What makes The Hope Farm so unique is the idea that almost all the ingredients for their menu come from the produce grown on the farm. The Hope Farm uses an environmentally conscious farming method called hydroponics, which allows the farm to grow produce 365 days a year by controlling the environment its plants are grown in. “We will still be using raised beds to grow heartier vegetables on the farm. However, for our lettuces, leafy greens and herbs, we will be utilizing repurposed shipping containers that have been outfitted with state-of-the-art hydroponic systems,” Bentley says. “I chose this hydroponic method of farming for three main reasons: 1) Water usage: More than 90 percent LESS water is used per crop than in traditional agriculture; 2) The ability to control the environment: There is no use of pesticides!
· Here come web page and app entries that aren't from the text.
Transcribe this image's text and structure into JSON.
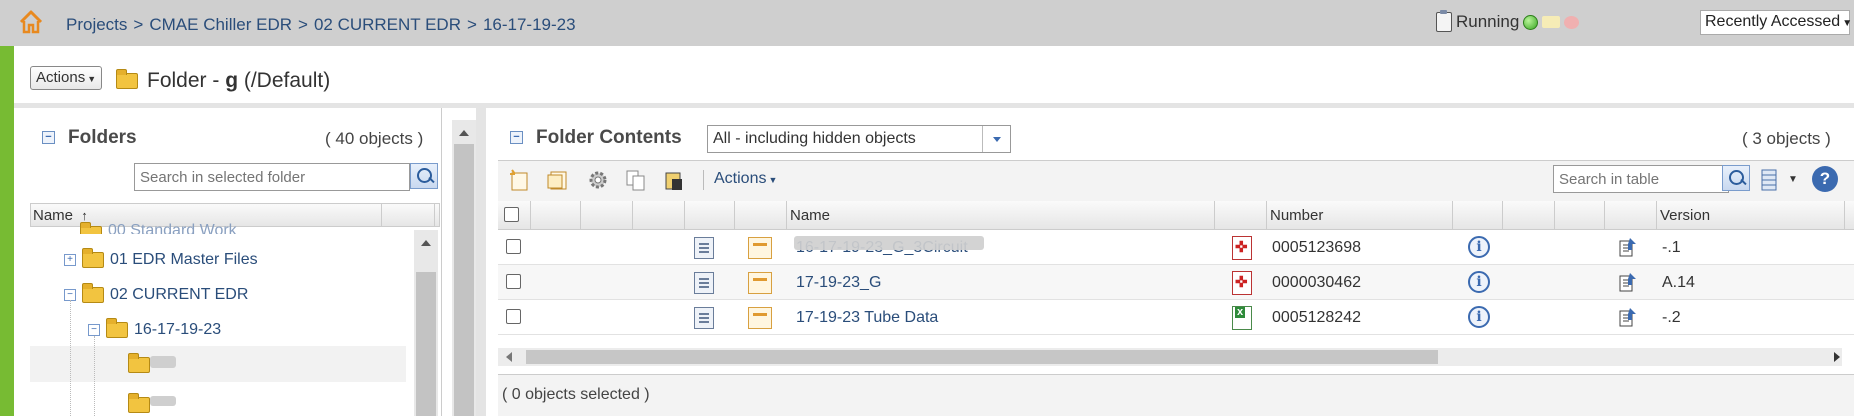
{
  "breadcrumb": {
    "items": [
      "Projects",
      "CMAE Chiller EDR",
      "02 CURRENT EDR",
      "16-17-19-23"
    ],
    "separator": ">"
  },
  "status": {
    "label": "Running"
  },
  "recent": {
    "label": "Recently Accessed"
  },
  "header": {
    "actions_label": "Actions",
    "title_prefix": "Folder - ",
    "title_bold": "g",
    "title_suffix": " (/Default)"
  },
  "folders": {
    "title": "Folders",
    "count": "( 40 objects )",
    "search_placeholder": "Search in selected folder",
    "column_name": "Name",
    "tree": [
      {
        "label": "00 Standard Work",
        "toggle": ""
      },
      {
        "label": "01 EDR Master Files",
        "toggle": "+"
      },
      {
        "label": "02 CURRENT EDR",
        "toggle": "−"
      },
      {
        "label": "16-17-19-23",
        "toggle": "−"
      }
    ]
  },
  "contents": {
    "title": "Folder Contents",
    "filter": "All - including hidden objects",
    "count": "( 3 objects )",
    "toolbar_actions": "Actions",
    "search_placeholder": "Search in table",
    "columns": {
      "name": "Name",
      "number": "Number",
      "version": "Version"
    },
    "rows": [
      {
        "name": "16-17-19-23_G_3Circuit",
        "number": "0005123698",
        "version": "-.1",
        "type": "pdf"
      },
      {
        "name": "17-19-23_G",
        "number": "0000030462",
        "version": "A.14",
        "type": "pdf"
      },
      {
        "name": "17-19-23 Tube Data",
        "number": "0005128242",
        "version": "-.2",
        "type": "xls"
      }
    ],
    "footer": "( 0 objects selected )"
  },
  "colors": {
    "accent": "#2a4d7a",
    "leftbar": "#77bb33"
  }
}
There is an efficient use of nutrients by the plants and the plants grow faster and healthier; and 3) Space requirements: With hydroponic farming, in a 400 sq. ft. shipping container we are given a unique opportunity to grow vertically, thus maximizing our plants per square foot to grow more in less space, all while only taking up 400 sq. ft. of land,” Bentley explains.

The Hope Farm will be growing various greens, herbs, seasonal vegetables, and fruits, but the farm’s main crop (and the one Bentley is most excited about) is its gourmet mushrooms that are almost never found locally on a consistent basis. “I would have to attribute my interest in growing mushrooms to my great friend, Allen, and my Uncle Kipp,” Bentley says. “They introduced me to the fascinating world of fungi. I love mushrooms because they are extremely versatile, which gives us the ability to use them in many different applications. We will use them in many of our food offerings, as well as in some fun cocktails – especially our Bloody Mary!”

Although The Hope Farm is intentional about not labeling the style of its cuisine, one thing is for certain: each dish will utilize produce grown on the farm for the freshest ingredients and pull from multi-cultural techniques for a diverse selection of seasonal variety. And for those ingredients The Hope Farm cannot grow such as meats, seafood, cheeses, and some seasonal vegetables, they will be sourcing from local purveyors. And don’t forget about their amazing wine bar, with pairings perfect for any dish on the menu. “Our objective is to elevate the wine culture in our community through the offering of an eclectic and diverse wine list with new and old-world selections for any novice or advanced wine drinker to enjoy,” Bentley shares. “We want to place an emphasis on wine education in order to enhance the guests’ experience while at The Hope Farm.”

Once The Hope Farm opens, Bentley looks forward to interacting with guests and continue working on the farm. “That is where my passion is and I can’t be more excited to wake up each day and go to a job I love doing,” he says. The Hope Farm looks to be the perfect place to relax, enjoy a sense of community with family and friends, and experience all that is cultivated on the farm. Bentley’s hope? “That it becomes something my dad, myself, and our family can be proud of,” he says. “I wish for it to make a positive impact on our community and enrich the lives of those that experience it.”

The Hope Farm

915 Nichols Ave.

Fairhope, AL

TheHopeFarm.com